*What you have to do*: Each entry below is to be written out exactly, and the pictures are to be left out.

*Given data*:
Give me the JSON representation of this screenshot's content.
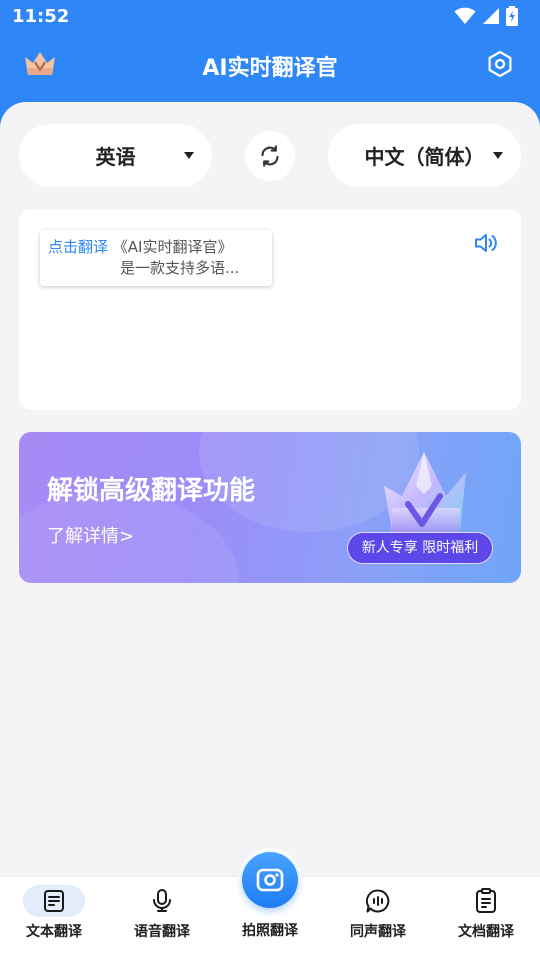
{
  "status_bar": {
    "time": "11:52"
  },
  "app_bar": {
    "title": "AI实时翻译官",
    "crown_icon": "crown-icon",
    "settings_icon": "settings-icon"
  },
  "language_selector": {
    "source_language": "英语",
    "target_language": "中文（简体）",
    "swap_icon": "swap-icon"
  },
  "text_card": {
    "tooltip_link": "点击翻译",
    "tooltip_text_line1": "《AI实时翻译官》",
    "tooltip_text_line2": "是一款支持多语...",
    "speaker_icon": "speaker-icon"
  },
  "banner": {
    "title": "解锁高级翻译功能",
    "link": "了解详情>",
    "badge": "新人专享 限时福利"
  },
  "bottom_nav": {
    "items": [
      {
        "label": "文本翻译",
        "icon": "text-translate-icon",
        "active": true
      },
      {
        "label": "语音翻译",
        "icon": "microphone-icon",
        "active": false
      },
      {
        "label": "拍照翻译",
        "icon": "camera-icon",
        "active": false
      },
      {
        "label": "同声翻译",
        "icon": "chat-bubble-icon",
        "active": false
      },
      {
        "label": "文档翻译",
        "icon": "document-icon",
        "active": false
      }
    ]
  },
  "colors": {
    "primary": "#2f86f6",
    "background": "#f4f4f6",
    "banner_badge": "#5d47e8"
  }
}
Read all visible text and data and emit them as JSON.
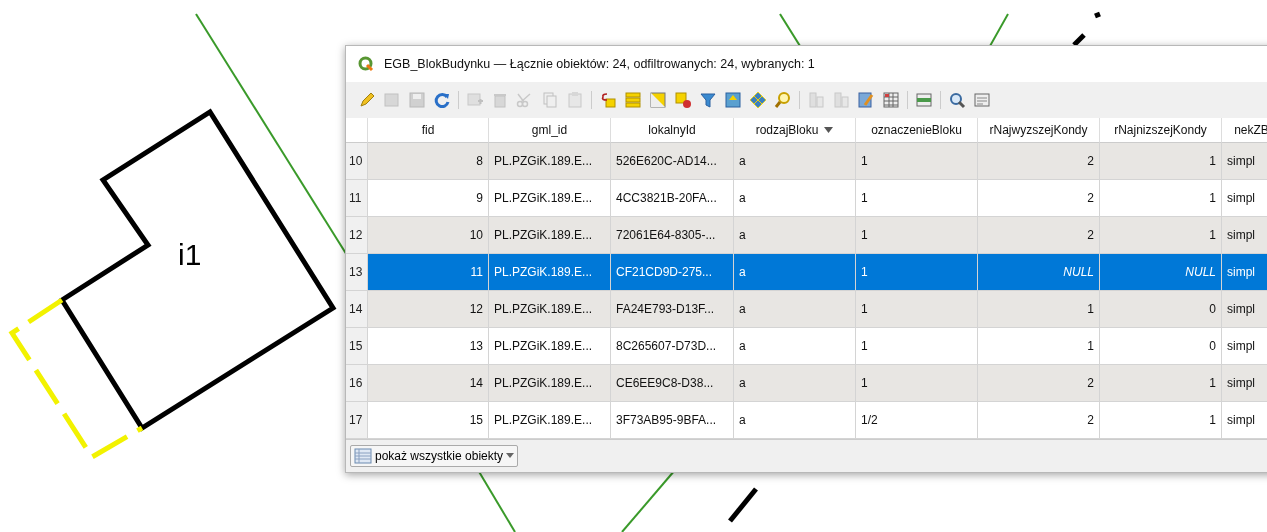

*Solution for this problem*:
Give me the JSON representation of this screenshot's content.
{
  "status_bar": {
    "time": "11:52"
  },
  "app_bar": {
    "title": "AI实时翻译官",
    "crown_icon": "crown-icon",
    "settings_icon": "settings-icon"
  },
  "language_selector": {
    "source_language": "英语",
    "target_language": "中文（简体）",
    "swap_icon": "swap-icon"
  },
  "text_card": {
    "tooltip_link": "点击翻译",
    "tooltip_text_line1": "《AI实时翻译官》",
    "tooltip_text_line2": "是一款支持多语...",
    "speaker_icon": "speaker-icon"
  },
  "banner": {
    "title": "解锁高级翻译功能",
    "link": "了解详情>",
    "badge": "新人专享 限时福利"
  },
  "bottom_nav": {
    "items": [
      {
        "label": "文本翻译",
        "icon": "text-translate-icon",
        "active": true
      },
      {
        "label": "语音翻译",
        "icon": "microphone-icon",
        "active": false
      },
      {
        "label": "拍照翻译",
        "icon": "camera-icon",
        "active": false
      },
      {
        "label": "同声翻译",
        "icon": "chat-bubble-icon",
        "active": false
      },
      {
        "label": "文档翻译",
        "icon": "document-icon",
        "active": false
      }
    ]
  },
  "colors": {
    "primary": "#2f86f6",
    "background": "#f4f4f6",
    "banner_badge": "#5d47e8"
  }
}
Read all visible text and data and emit them as JSON.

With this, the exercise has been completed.